Race is in some senses a more overt marker and in that sense is probably more likely to be registered in the way it influences education. A student of Native American heritage in a middle school social studies classroom is likely to raise issues about the Westward Expansion, if he or she has heard a story of their tribe in a different context. While a teacher has to make every effort to teach historical facts with impartiality, it is not always easy to play to the role of objective observer and personal prejudices are hard to avoid. The United States has a rich a colorful history of races coming together and yet unfortunately this has not always been a harmonious process. While it is tempting to teach future generations to not dwell on the injustices of the past, this can be unfair to different races. Depending on the age level of the children, it is best to deal with the unpleasant aspects of our national history also because otherwise children from racial minority families may well fret about the glossing over off reality.
Race and social class also affect education in other ways. Very often people from a racial minority group or a lower income family do not have a family history of higher education. If the parents or grandparents have not had access to education, the child that comes from such a family is not likely to have had anybody read to them or even have had to opportunity to be exposed to many books. As all educators know, this can be a disadvantage when these children are placed in a class where many other children have had tremendous exposure to the written word. They may seem like slow learners even though all it really means is that they are getting a late start. The teachers have to be aware of these crucial differences and ensure that these children do not label themselves as weak or poor students. An encouraging environment and a little focused help can go a long way in helping disadvantaged students catch up and this needs to be handled with empathy and sensitivity. It makes sense to create teachers resources that cater to different levels and also to have assessment rubrics that factor in such details.

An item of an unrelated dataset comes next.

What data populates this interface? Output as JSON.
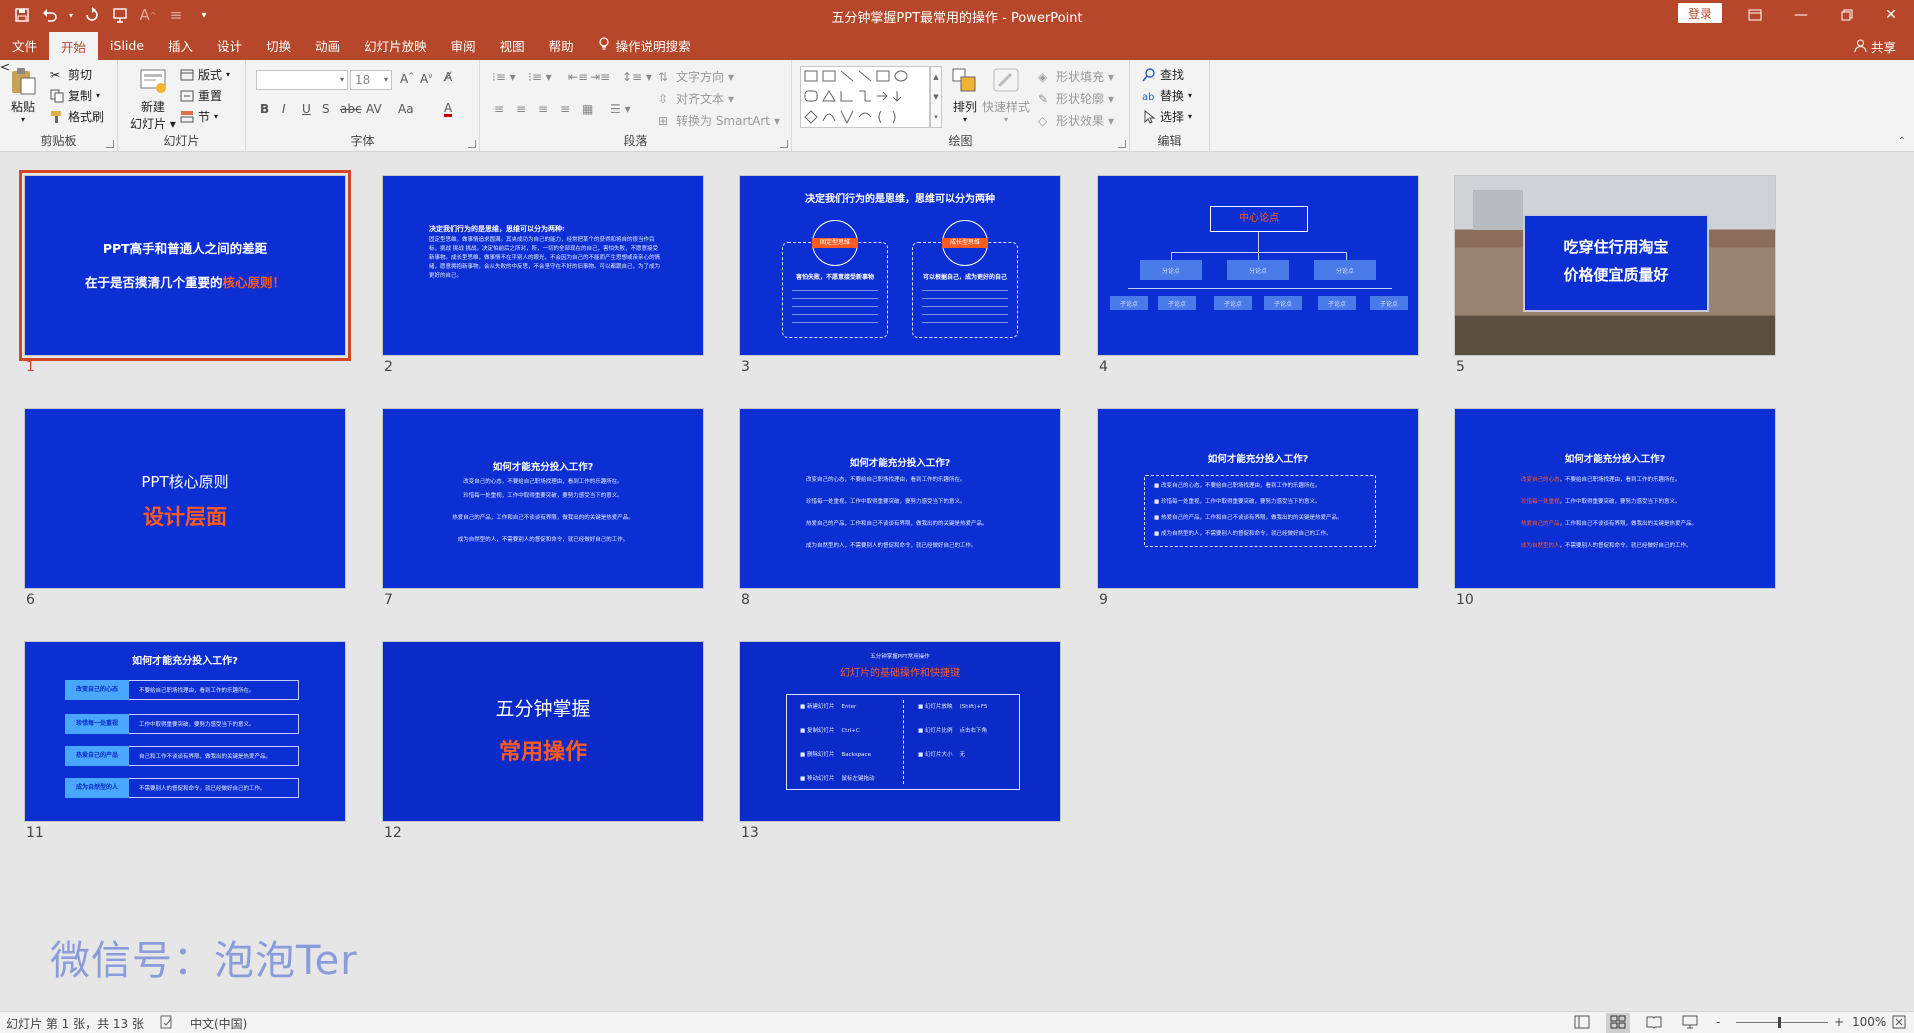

While education should ideally be untouched by race, class or gender, it is an unreal expectation. We live in a world defined by these elements and so our educational process should factor these in when the plans are drawn-up early in the year. To not acknowledge the role of race and social class may leave a teacher feeling unprepared even if he or she has meticulous lesson plans. A good teacher should have the ability to be responsive to students who are dealing with situations influenced by racial differences or evidence of social distinction.